EXERCISE: Below is a block of records; return all of them exactly, but without the images.

━━━━━━━━━━

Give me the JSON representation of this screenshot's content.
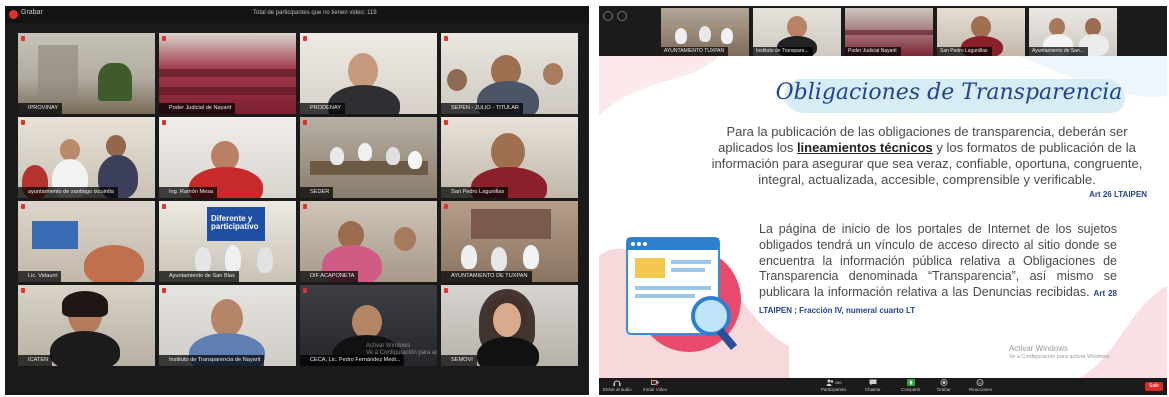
{
  "left_panel": {
    "record_label": "Grabar",
    "participants_label": "Total de participantes que no tienen video: 119",
    "tiles": [
      {
        "name": "IPROVINAY"
      },
      {
        "name": "Poder Judicial de Nayarit"
      },
      {
        "name": "PRODENAY"
      },
      {
        "name": "SEPEN - JULIO - TITULAR"
      },
      {
        "name": "ayuntamiento de santiago ixcuintla"
      },
      {
        "name": "Ing. Ramón Mesa"
      },
      {
        "name": "SEDER"
      },
      {
        "name": "San Pedro Lagunillas"
      },
      {
        "name": "Lic. Vidaurri"
      },
      {
        "name": "Ayuntamiento de San Blas"
      },
      {
        "name": "DIF ACAPONETA"
      },
      {
        "name": "AYUNTAMIENTO DE TUXPAN"
      },
      {
        "name": "ICATEN"
      },
      {
        "name": "Instituto de Transparencia de Nayarit"
      },
      {
        "name": "CECA, Lic. Pedro Fernández Medi..."
      },
      {
        "name": "SEMOVI"
      }
    ],
    "banner_text": "Diferente y participativo",
    "watermark": "Activar Windows\nVe a Configuración para activar Windows."
  },
  "right_panel": {
    "thumbs": [
      {
        "name": "AYUNTAMIENTO TUXPAN"
      },
      {
        "name": "Instituto de Transpare..."
      },
      {
        "name": "Poder Judicial Nayarit"
      },
      {
        "name": "San Pedro Lagunillas"
      },
      {
        "name": "Ayuntamiento de San..."
      }
    ],
    "slide": {
      "title": "Obligaciones de Transparencia",
      "para1_before": "Para la publicación de las obligaciones de transparencia, deberán ser aplicados los ",
      "para1_bold": "lineamientos técnicos",
      "para1_after": " y los formatos de publicación de la información para asegurar que sea veraz, confiable, oportuna, congruente, integral, actualizada, accesible, comprensible y verificable.",
      "cite1": "Art 26 LTAIPEN",
      "para2": "La página de inicio de los portales de Internet de los sujetos obligados tendrá un vínculo de acceso directo al sitio donde se encuentra la información pública relativa a Obligaciones de Transparencia denominada “Transparencia”, así mismo se publicara la información relativa a las Denuncias recibidas.",
      "cite2": "Art 28 LTAIPEN ; Fracción IV, numeral cuarto LT",
      "activate_title": "Activar Windows",
      "activate_sub": "Ve a Configuración para activar Windows."
    },
    "toolbar": {
      "audio": "Entrar al audio",
      "video": "Iniciar Video",
      "participants": "Participantes",
      "participants_count": "159",
      "chat": "Chatear",
      "share": "Compartir",
      "record": "Grabar",
      "reactions": "Reacciones",
      "leave": "Salir"
    }
  },
  "colors": {
    "accent_green": "#2ea043",
    "leave_red": "#d82b25",
    "slide_title_blue": "#22438e",
    "active_speaker": "#c9e64b"
  }
}
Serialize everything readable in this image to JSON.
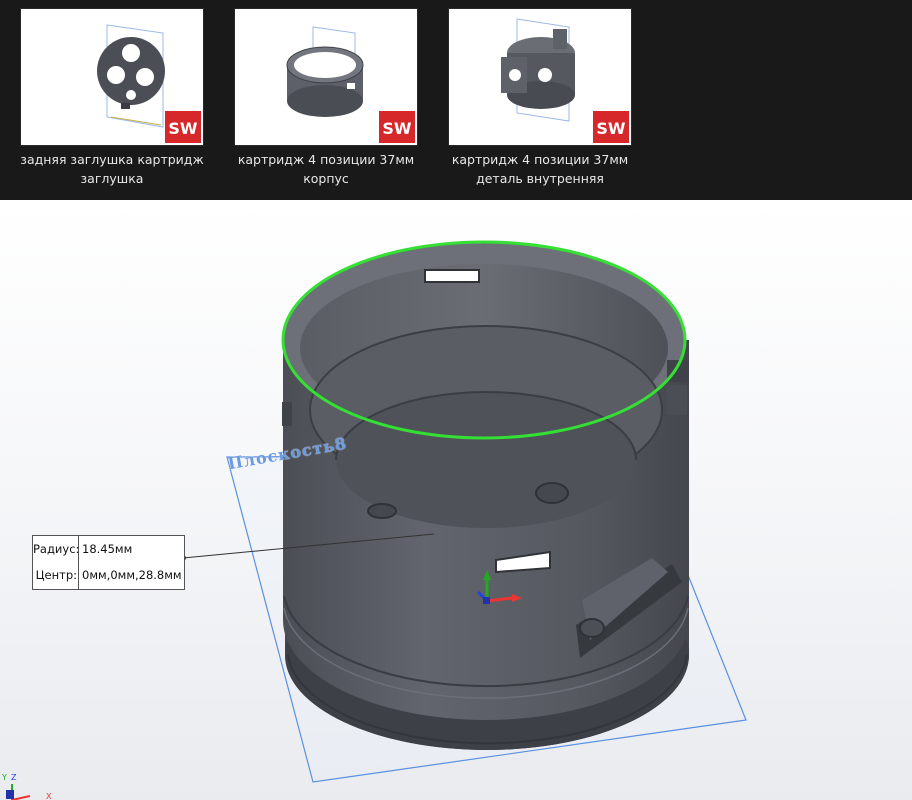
{
  "files": [
    {
      "line1": "задняя заглушка картридж",
      "line2": "заглушка"
    },
    {
      "line1": "картридж 4 позиции 37мм",
      "line2": "корпус"
    },
    {
      "line1": "картридж 4 позиции 37мм",
      "line2": "деталь внутренняя"
    }
  ],
  "badge_text": "SW",
  "viewport": {
    "plane_label": "Плоскость8",
    "measure": {
      "radius_label": "Радиус:",
      "radius_value": "18.45мм",
      "center_label": "Центр:",
      "center_value": "0мм,0мм,28.8мм"
    },
    "triad": {
      "x": "X",
      "y": "Y",
      "z": "Z"
    }
  },
  "colors": {
    "explorer_bg": "#191919",
    "model_gray": "#5c5f66",
    "selected_edge": "#33e033",
    "plane_blue": "#6b9ae0",
    "badge_red": "#d6272a"
  }
}
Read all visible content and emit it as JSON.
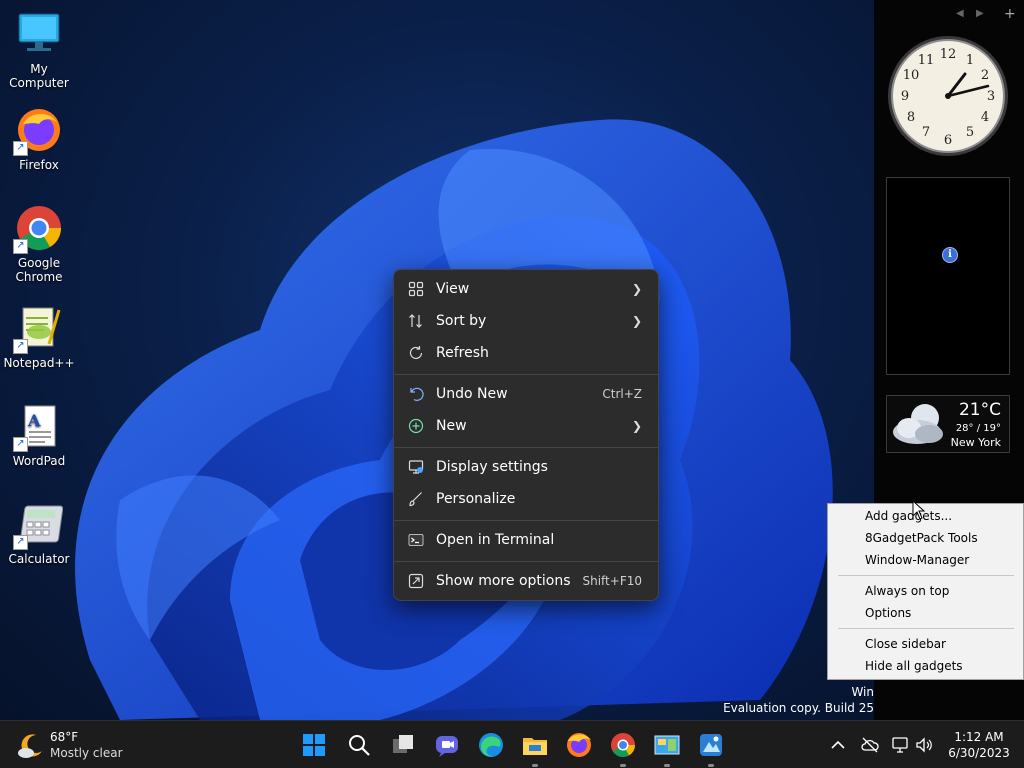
{
  "desktop": {
    "icons": [
      {
        "label": "My Computer"
      },
      {
        "label": "Firefox"
      },
      {
        "label": "Google Chrome"
      },
      {
        "label": "Notepad++"
      },
      {
        "label": "WordPad"
      },
      {
        "label": "Calculator"
      }
    ],
    "watermark_line1": "Win",
    "watermark_line2": "Evaluation copy. Build 25"
  },
  "context_menu": {
    "items": [
      {
        "label": "View",
        "icon": "grid-icon",
        "submenu": true
      },
      {
        "label": "Sort by",
        "icon": "sort-icon",
        "submenu": true
      },
      {
        "label": "Refresh",
        "icon": "refresh-icon"
      },
      {
        "label": "Undo New",
        "icon": "undo-icon",
        "shortcut": "Ctrl+Z"
      },
      {
        "label": "New",
        "icon": "plus-circle-icon",
        "submenu": true
      },
      {
        "label": "Display settings",
        "icon": "display-icon"
      },
      {
        "label": "Personalize",
        "icon": "brush-icon"
      },
      {
        "label": "Open in Terminal",
        "icon": "terminal-icon"
      },
      {
        "label": "Show more options",
        "icon": "more-options-icon",
        "shortcut": "Shift+F10"
      }
    ]
  },
  "sidebar": {
    "weather": {
      "temp": "21°C",
      "range": "28° / 19°",
      "city": "New York"
    }
  },
  "gadget_menu": {
    "items": [
      "Add gadgets...",
      "8GadgetPack Tools",
      "Window-Manager",
      "Always on top",
      "Options",
      "Close sidebar",
      "Hide all gadgets"
    ]
  },
  "taskbar": {
    "weather_temp": "68°F",
    "weather_desc": "Mostly clear",
    "time": "1:12 AM",
    "date": "6/30/2023"
  },
  "colors": {
    "accent": "#0078d4",
    "menu_bg": "#2c2c2c",
    "taskbar_bg": "#1c1c1c"
  }
}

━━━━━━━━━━

ANSWER TO THE PROBLEM:
Give me the JSON representation of this screenshot's content.
{
  "left_panel": {
    "record_label": "Grabar",
    "participants_label": "Total de participantes que no tienen video: 119",
    "tiles": [
      {
        "name": "IPROVINAY"
      },
      {
        "name": "Poder Judicial de Nayarit"
      },
      {
        "name": "PRODENAY"
      },
      {
        "name": "SEPEN - JULIO - TITULAR"
      },
      {
        "name": "ayuntamiento de santiago ixcuintla"
      },
      {
        "name": "Ing. Ramón Mesa"
      },
      {
        "name": "SEDER"
      },
      {
        "name": "San Pedro Lagunillas"
      },
      {
        "name": "Lic. Vidaurri"
      },
      {
        "name": "Ayuntamiento de San Blas"
      },
      {
        "name": "DIF ACAPONETA"
      },
      {
        "name": "AYUNTAMIENTO DE TUXPAN"
      },
      {
        "name": "ICATEN"
      },
      {
        "name": "Instituto de Transparencia de Nayarit"
      },
      {
        "name": "CECA, Lic. Pedro Fernández Medi..."
      },
      {
        "name": "SEMOVI"
      }
    ],
    "banner_text": "Diferente y participativo",
    "watermark": "Activar Windows\nVe a Configuración para activar Windows."
  },
  "right_panel": {
    "thumbs": [
      {
        "name": "AYUNTAMIENTO TUXPAN"
      },
      {
        "name": "Instituto de Transpare..."
      },
      {
        "name": "Poder Judicial Nayarit"
      },
      {
        "name": "San Pedro Lagunillas"
      },
      {
        "name": "Ayuntamiento de San..."
      }
    ],
    "slide": {
      "title": "Obligaciones de Transparencia",
      "para1_before": "Para la publicación de las obligaciones de transparencia, deberán ser aplicados los ",
      "para1_bold": "lineamientos técnicos",
      "para1_after": " y los formatos de publicación de la información para asegurar que sea veraz, confiable, oportuna, congruente, integral, actualizada, accesible, comprensible y verificable.",
      "cite1": "Art 26 LTAIPEN",
      "para2": "La página de inicio de los portales de Internet de los sujetos obligados tendrá un vínculo de acceso directo al sitio donde se encuentra la información pública relativa a Obligaciones de Transparencia denominada “Transparencia”, así mismo se publicara la información relativa a las Denuncias recibidas.",
      "cite2": "Art 28 LTAIPEN ; Fracción IV, numeral cuarto LT",
      "activate_title": "Activar Windows",
      "activate_sub": "Ve a Configuración para activar Windows."
    },
    "toolbar": {
      "audio": "Entrar al audio",
      "video": "Iniciar Video",
      "participants": "Participantes",
      "participants_count": "159",
      "chat": "Chatear",
      "share": "Compartir",
      "record": "Grabar",
      "reactions": "Reacciones",
      "leave": "Salir"
    }
  },
  "colors": {
    "accent_green": "#2ea043",
    "leave_red": "#d82b25",
    "slide_title_blue": "#22438e",
    "active_speaker": "#c9e64b"
  }
}
Serialize everything readable in this image to JSON.
{
  "files": [
    {
      "line1": "задняя заглушка картридж",
      "line2": "заглушка"
    },
    {
      "line1": "картридж 4 позиции 37мм",
      "line2": "корпус"
    },
    {
      "line1": "картридж 4 позиции 37мм",
      "line2": "деталь внутренняя"
    }
  ],
  "badge_text": "SW",
  "viewport": {
    "plane_label": "Плоскость8",
    "measure": {
      "radius_label": "Радиус:",
      "radius_value": "18.45мм",
      "center_label": "Центр:",
      "center_value": "0мм,0мм,28.8мм"
    },
    "triad": {
      "x": "X",
      "y": "Y",
      "z": "Z"
    }
  },
  "colors": {
    "explorer_bg": "#191919",
    "model_gray": "#5c5f66",
    "selected_edge": "#33e033",
    "plane_blue": "#6b9ae0",
    "badge_red": "#d6272a"
  }
}
Read all visible content and emit it as JSON.
{
  "desktop": {
    "icons": [
      {
        "label": "My Computer"
      },
      {
        "label": "Firefox"
      },
      {
        "label": "Google Chrome"
      },
      {
        "label": "Notepad++"
      },
      {
        "label": "WordPad"
      },
      {
        "label": "Calculator"
      }
    ],
    "watermark_line1": "Win",
    "watermark_line2": "Evaluation copy. Build 25"
  },
  "context_menu": {
    "items": [
      {
        "label": "View",
        "icon": "grid-icon",
        "submenu": true
      },
      {
        "label": "Sort by",
        "icon": "sort-icon",
        "submenu": true
      },
      {
        "label": "Refresh",
        "icon": "refresh-icon"
      },
      {
        "label": "Undo New",
        "icon": "undo-icon",
        "shortcut": "Ctrl+Z"
      },
      {
        "label": "New",
        "icon": "plus-circle-icon",
        "submenu": true
      },
      {
        "label": "Display settings",
        "icon": "display-icon"
      },
      {
        "label": "Personalize",
        "icon": "brush-icon"
      },
      {
        "label": "Open in Terminal",
        "icon": "terminal-icon"
      },
      {
        "label": "Show more options",
        "icon": "more-options-icon",
        "shortcut": "Shift+F10"
      }
    ]
  },
  "sidebar": {
    "weather": {
      "temp": "21°C",
      "range": "28° / 19°",
      "city": "New York"
    }
  },
  "gadget_menu": {
    "items": [
      "Add gadgets...",
      "8GadgetPack Tools",
      "Window-Manager",
      "Always on top",
      "Options",
      "Close sidebar",
      "Hide all gadgets"
    ]
  },
  "taskbar": {
    "weather_temp": "68°F",
    "weather_desc": "Mostly clear",
    "time": "1:12 AM",
    "date": "6/30/2023"
  },
  "colors": {
    "accent": "#0078d4",
    "menu_bg": "#2c2c2c",
    "taskbar_bg": "#1c1c1c"
  }
}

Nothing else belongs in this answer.